"It gives me a lot of confidence that I have proven to myself that I can perform at least one week as good as them. It's a huge morale booster."
When the round started, it seemed everything was set up for a Westwood win.
He started with a one-shot lead over Cabrera-Bello and had 21 European Tour victories under his belt compared to three for the three players in second. He spoke of "knowing how to play with a lead" and felt his putting had steadily improved — noting that he needed only 27 putts on Saturday.
But after making a 35-foot eagle putt from just off the green on the 2nd to go up by two, Westwood's putting woes re-emerged.

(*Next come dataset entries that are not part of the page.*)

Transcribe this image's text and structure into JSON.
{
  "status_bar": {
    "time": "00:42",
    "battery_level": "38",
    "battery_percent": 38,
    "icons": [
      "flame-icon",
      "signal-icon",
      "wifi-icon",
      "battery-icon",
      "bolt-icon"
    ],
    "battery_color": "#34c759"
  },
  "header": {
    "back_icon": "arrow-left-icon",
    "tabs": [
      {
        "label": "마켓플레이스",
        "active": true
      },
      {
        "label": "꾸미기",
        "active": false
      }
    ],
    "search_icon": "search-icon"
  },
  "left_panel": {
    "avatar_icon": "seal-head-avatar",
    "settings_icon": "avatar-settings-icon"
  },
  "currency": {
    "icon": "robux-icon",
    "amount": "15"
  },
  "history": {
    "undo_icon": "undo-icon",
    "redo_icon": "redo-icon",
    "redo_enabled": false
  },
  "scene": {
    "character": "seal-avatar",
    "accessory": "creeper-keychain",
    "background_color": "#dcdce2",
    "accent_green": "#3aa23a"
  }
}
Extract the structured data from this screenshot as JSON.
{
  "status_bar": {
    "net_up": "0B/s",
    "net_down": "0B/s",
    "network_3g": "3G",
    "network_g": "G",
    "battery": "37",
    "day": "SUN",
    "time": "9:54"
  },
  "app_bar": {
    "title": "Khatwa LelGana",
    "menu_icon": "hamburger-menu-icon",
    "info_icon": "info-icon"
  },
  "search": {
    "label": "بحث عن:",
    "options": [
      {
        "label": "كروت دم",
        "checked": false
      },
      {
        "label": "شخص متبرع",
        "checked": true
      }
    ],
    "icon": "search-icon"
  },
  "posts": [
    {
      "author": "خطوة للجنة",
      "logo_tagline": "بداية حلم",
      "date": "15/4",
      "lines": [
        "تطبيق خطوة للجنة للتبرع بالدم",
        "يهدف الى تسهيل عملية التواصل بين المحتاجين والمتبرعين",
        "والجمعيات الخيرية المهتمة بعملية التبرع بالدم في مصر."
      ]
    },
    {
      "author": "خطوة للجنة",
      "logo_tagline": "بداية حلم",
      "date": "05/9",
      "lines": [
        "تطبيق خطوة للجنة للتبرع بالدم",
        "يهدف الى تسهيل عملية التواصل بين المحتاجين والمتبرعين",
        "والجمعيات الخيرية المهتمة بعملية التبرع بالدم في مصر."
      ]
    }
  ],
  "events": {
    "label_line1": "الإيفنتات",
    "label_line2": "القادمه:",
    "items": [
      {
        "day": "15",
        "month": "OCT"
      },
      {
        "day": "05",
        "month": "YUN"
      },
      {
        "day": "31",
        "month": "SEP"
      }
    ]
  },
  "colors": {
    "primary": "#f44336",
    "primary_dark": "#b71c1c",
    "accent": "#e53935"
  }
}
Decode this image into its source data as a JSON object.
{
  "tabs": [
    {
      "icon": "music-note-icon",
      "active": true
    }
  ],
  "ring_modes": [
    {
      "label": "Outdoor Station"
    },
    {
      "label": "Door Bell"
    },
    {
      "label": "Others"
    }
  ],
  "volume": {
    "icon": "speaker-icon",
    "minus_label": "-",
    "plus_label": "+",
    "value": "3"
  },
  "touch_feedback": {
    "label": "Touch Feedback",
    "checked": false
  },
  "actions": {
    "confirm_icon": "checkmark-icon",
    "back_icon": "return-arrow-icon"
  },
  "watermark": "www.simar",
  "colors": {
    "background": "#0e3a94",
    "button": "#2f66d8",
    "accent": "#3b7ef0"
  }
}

He bogeyed the 5th to fall into a tie with Cabrera-Bello and then missed birdie chances on the 9th and 10th holes.
Instead, it was the Spaniard who showed just the right touch down the stretch. He made a birdie on 11 for a share of the lead and followed that with a birdie on 12th for the outright lead.
He then made his best shot of the day on 16, after his drive landed on a sandy hillside behind a grove of palm trees. His caddy advised him to play it safe and avoid the trees but he went for the green — clearing the trees and landing his 150-yard shot just left of the green.
"I just didn't go for it to see what happened," said Cabrera-Bello, who ran up the hill to follow the shot.
"I really believed I could do it. And then when I hit the ball, I said please don't hit anything else. I don't want to hear any other noise."
The Spaniard then chipped to within a few feet and saved par. Westwood then birdied his 16th to draw even. But rather than let the pressure get to him, Cabrera-Bello birdied the 17th. On 18, he took a conservative approach to the final par 5, just missing a long birdie putt but sinking a two-footer for par for the clubhouse lead.
Then he sat back and waited.
Westwood, who just missed an eagle putt on 16, found the greenside rough on the 18th in two shots. But his 120-foot chip ran well past the hole. He had a 25-foot birdie putt to force the playoff but it came up just short, ending his chances of winning his first tournament of the season.
But Cabrera-Bello's wait was not yet over. Stephen Gallacher (69), who was a shot back after sinking a 40-foot eagle putt on 13, also had a chance to force a playoff. He needed to sink a 15-footer for birdie but his attempt rolled past.
Westwood didn't talk to reporters after his round but Gallacher admitted he was "disappointed" not to have forced a playoff.
"Well, struggled a bit off the tee today but I hit a lot of good iron shots and made a few putts at the right time," Gallacher said.
"But I had a chance to sort of get into the playoff on the last so just a wee bit disappointed."
Still, the 148th-ranked Scotsman was "happy overall" to be playing well, considering he was sidelined for much of 2009 with a debilitating viral infection that he had picked up in Dubai.
McIlroy, who led at the halfway point, also said he could have done better. He three-putted to open with a bogey and then went in the water on the ninth for a double bogey to take himself out of contention. He recovered for four birdies on the back nine including ending with one on the 17th and 18th for a respectable finish.
"It was obviously playing a little tougher out there today with the wind," McIlroy said of gusts that were forecast to reach 25 miles per hour (40 kph).
"It's the strongest breeze we've had all week and it was tough. The greens were a little firmer. It was close to get the ball close to the hole."